▸ **What you need to do**:
Find the lines of data that contain the string "JSON", then list them.

▸ **Data excerpts**:

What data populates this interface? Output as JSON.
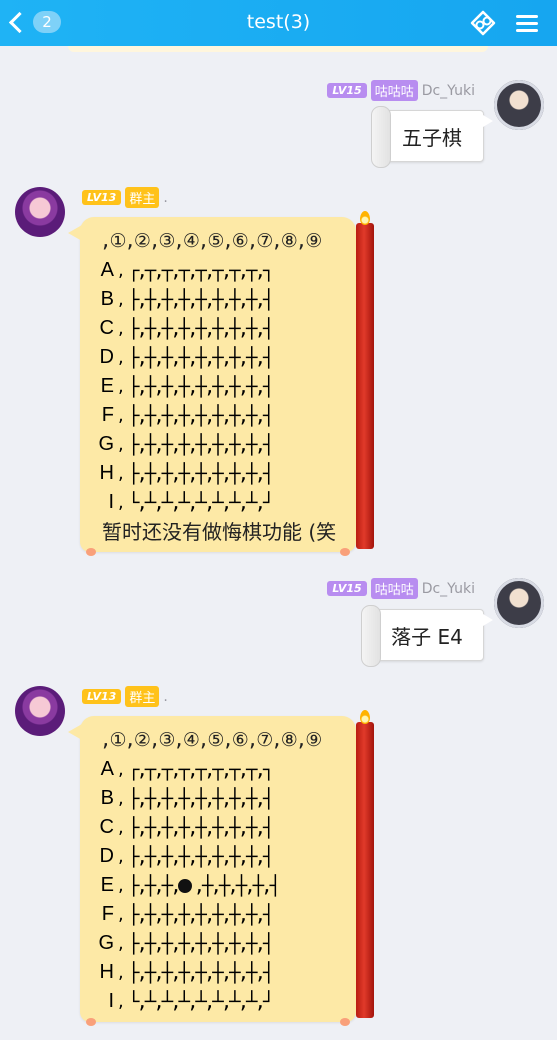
{
  "header": {
    "back_badge": "2",
    "title": "test(3)"
  },
  "messages": [
    {
      "side": "right",
      "level": "LV15",
      "role": "咕咕咕",
      "name": "Dc_Yuki",
      "text": "五子棋"
    },
    {
      "side": "left",
      "level": "LV13",
      "role": "群主",
      "name": ".",
      "col_header": ",①,②,③,④,⑤,⑥,⑦,⑧,⑨",
      "rows": [
        {
          "label": "A",
          "cells": "┌,┬,┬,┬,┬,┬,┬,┬,┐"
        },
        {
          "label": "B",
          "cells": "├,┼,┼,┼,┼,┼,┼,┼,┤"
        },
        {
          "label": "C",
          "cells": "├,┼,┼,┼,┼,┼,┼,┼,┤"
        },
        {
          "label": "D",
          "cells": "├,┼,┼,┼,┼,┼,┼,┼,┤"
        },
        {
          "label": "E",
          "cells": "├,┼,┼,┼,┼,┼,┼,┼,┤"
        },
        {
          "label": "F",
          "cells": "├,┼,┼,┼,┼,┼,┼,┼,┤"
        },
        {
          "label": "G",
          "cells": "├,┼,┼,┼,┼,┼,┼,┼,┤"
        },
        {
          "label": "H",
          "cells": "├,┼,┼,┼,┼,┼,┼,┼,┤"
        },
        {
          "label": "I",
          "cells": "└,┴,┴,┴,┴,┴,┴,┴,┘"
        }
      ],
      "footer": "暂时还没有做悔棋功能 (笑"
    },
    {
      "side": "right",
      "level": "LV15",
      "role": "咕咕咕",
      "name": "Dc_Yuki",
      "text": "落子 E4"
    },
    {
      "side": "left",
      "level": "LV13",
      "role": "群主",
      "name": ".",
      "col_header": ",①,②,③,④,⑤,⑥,⑦,⑧,⑨",
      "rows": [
        {
          "label": "A",
          "cells": "┌,┬,┬,┬,┬,┬,┬,┬,┐"
        },
        {
          "label": "B",
          "cells": "├,┼,┼,┼,┼,┼,┼,┼,┤"
        },
        {
          "label": "C",
          "cells": "├,┼,┼,┼,┼,┼,┼,┼,┤"
        },
        {
          "label": "D",
          "cells": "├,┼,┼,┼,┼,┼,┼,┼,┤"
        },
        {
          "label": "E",
          "cells_before": "├,┼,┼,",
          "stone": "●",
          "cells_after": ",┼,┼,┼,┼,┤"
        },
        {
          "label": "F",
          "cells": "├,┼,┼,┼,┼,┼,┼,┼,┤"
        },
        {
          "label": "G",
          "cells": "├,┼,┼,┼,┼,┼,┼,┼,┤"
        },
        {
          "label": "H",
          "cells": "├,┼,┼,┼,┼,┼,┼,┼,┤"
        },
        {
          "label": "I",
          "cells": "└,┴,┴,┴,┴,┴,┴,┴,┘"
        }
      ]
    }
  ],
  "colors": {
    "header": "#16a6f0",
    "background": "#eef0f5",
    "board_bubble": "#fde9a6",
    "level_purple": "#b88df0",
    "level_orange": "#ffc21a"
  }
}
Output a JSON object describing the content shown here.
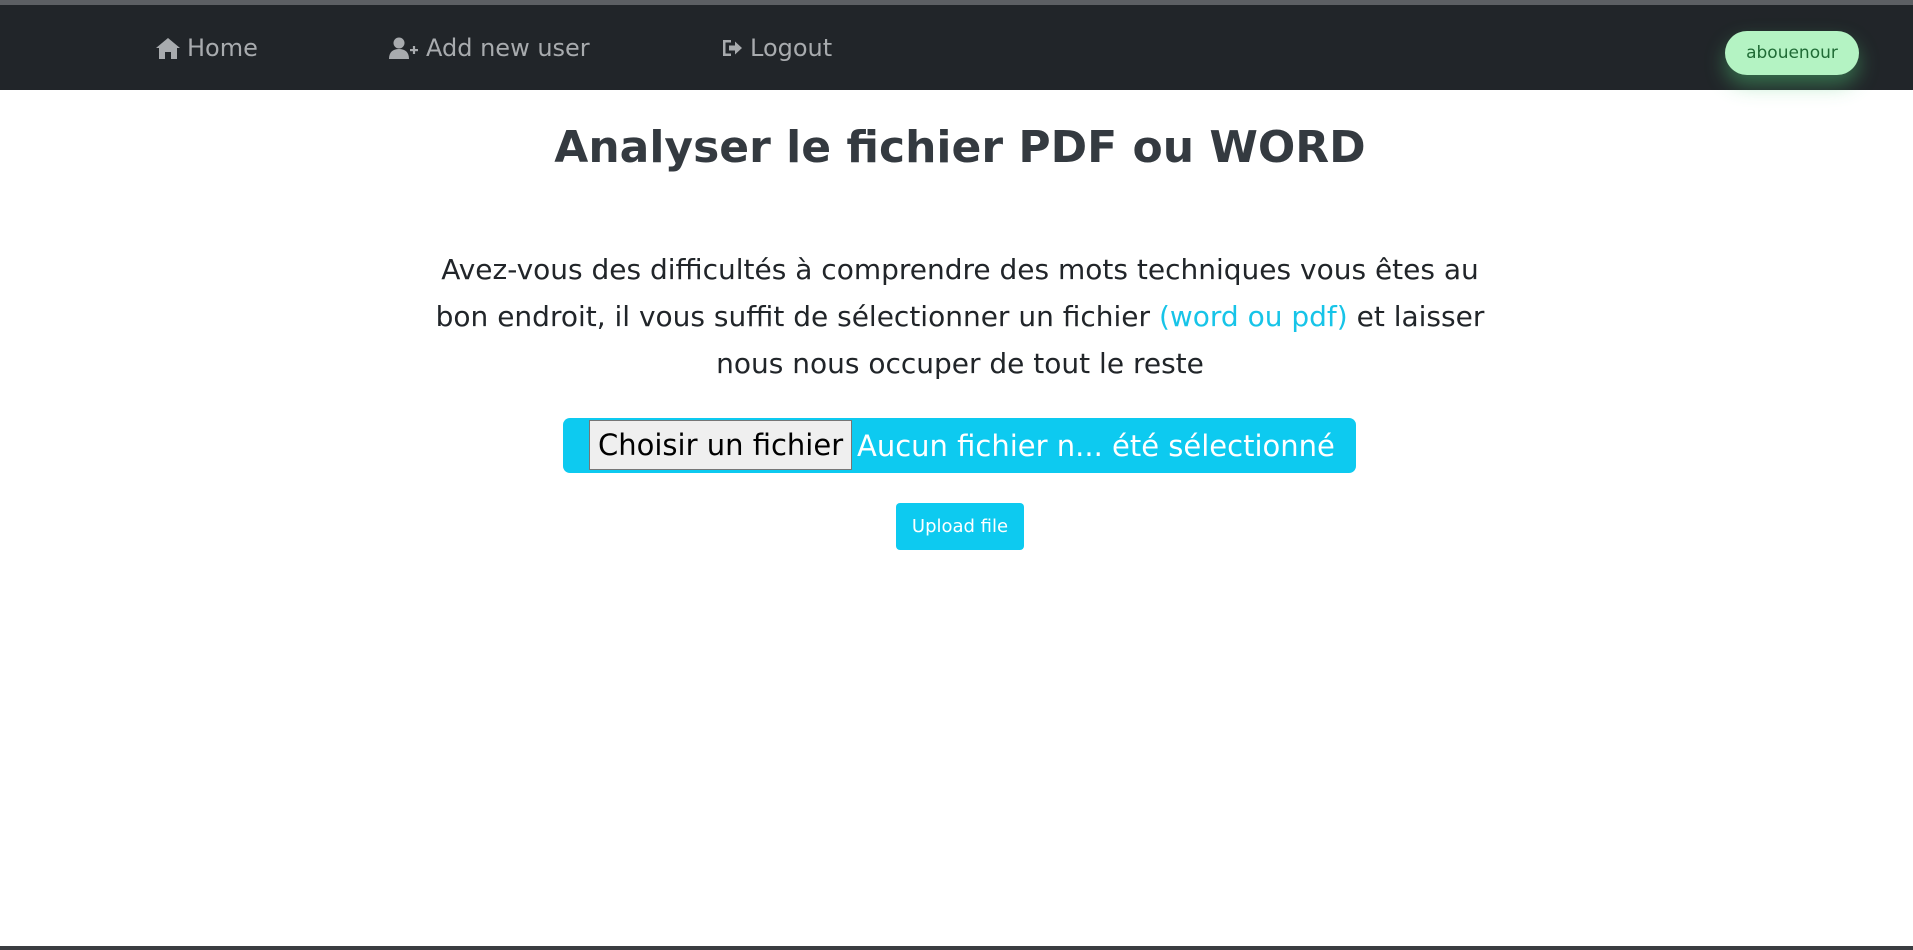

▸ **Response to the task**:
What data populates this interface? Output as JSON.
Output a JSON object describing the content shown here.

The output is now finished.